Her great-grandmother, a widow in Ireland with a small boy, moved to Pemberton to join family. They settled into the valley for the long haul despite the sizeable challenges.

Looking around Pemberton today it’s hard to imagine that at the turn of the century there was only a handful of families eking out a living in the swampy, mosquito-filled valley.

Now Bush has no less than seven first cousins living in the area and three children of her own.

But the rapid population increase points to a growth spurt that is not just simple evolution and the inevitable expansion of the family tree.

Pemberton’s changes are directly related to the success of Whistler as one of the top resorts in North America.

Whistler’s success creates both problems and opportunities said developer Serge Coté.

"The problem is that by being so successful everybody wanted to move to Whistler and this created a lot of strain on the real estate market, moving the prices up to limits where the normal working family could no longer afford to live there," he said.

"And that of course is a problem. But a great opportunity for a town that’s located 20-25 minutes away."

The former Whistler developer took a relatively safe gamble on Pemberton’s future after looking at patterns in other U.S. resorts and their outlying communities.

Neighbouring communities to Vail and Aspen boomed with the success of the corresponding resorts. Some of those areas were even further away than the 35 kilometres between Whistler and Pemberton.

Coté was also confident in his decision to build in Pemberton because the valley had merits of its own to entice buyers.

"To put that cherry on top of the sundae, when you come here and you stand in the middle of the valley and you start observing what’s around you and the natural beauty of this valley... then you realize why this was the right bet," he said.
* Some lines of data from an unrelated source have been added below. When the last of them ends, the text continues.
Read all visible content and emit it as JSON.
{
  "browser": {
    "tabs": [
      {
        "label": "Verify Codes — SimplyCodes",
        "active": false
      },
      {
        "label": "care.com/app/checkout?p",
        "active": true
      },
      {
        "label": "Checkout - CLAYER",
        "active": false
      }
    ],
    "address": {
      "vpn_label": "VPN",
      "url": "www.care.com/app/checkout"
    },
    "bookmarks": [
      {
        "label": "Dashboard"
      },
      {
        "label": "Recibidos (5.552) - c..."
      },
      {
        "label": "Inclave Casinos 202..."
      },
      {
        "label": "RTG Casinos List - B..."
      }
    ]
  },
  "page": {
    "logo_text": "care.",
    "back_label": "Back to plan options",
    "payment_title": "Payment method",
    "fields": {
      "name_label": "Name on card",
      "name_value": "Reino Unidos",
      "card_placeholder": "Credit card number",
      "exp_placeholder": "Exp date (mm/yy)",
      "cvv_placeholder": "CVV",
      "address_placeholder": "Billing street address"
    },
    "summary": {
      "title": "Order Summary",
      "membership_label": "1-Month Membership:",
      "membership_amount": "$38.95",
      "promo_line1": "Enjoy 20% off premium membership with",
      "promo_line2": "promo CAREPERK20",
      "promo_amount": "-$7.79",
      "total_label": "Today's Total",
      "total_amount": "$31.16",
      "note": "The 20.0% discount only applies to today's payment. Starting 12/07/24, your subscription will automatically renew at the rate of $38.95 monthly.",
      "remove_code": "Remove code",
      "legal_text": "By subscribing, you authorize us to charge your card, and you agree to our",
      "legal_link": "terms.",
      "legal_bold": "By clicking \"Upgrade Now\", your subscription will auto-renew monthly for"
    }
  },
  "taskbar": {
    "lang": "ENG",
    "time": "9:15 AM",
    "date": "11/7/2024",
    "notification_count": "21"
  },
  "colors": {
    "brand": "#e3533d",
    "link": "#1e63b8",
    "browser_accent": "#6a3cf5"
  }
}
In 1997 he started building the multi-family development called the Peaks, under his development company Glacier Creek Contracting.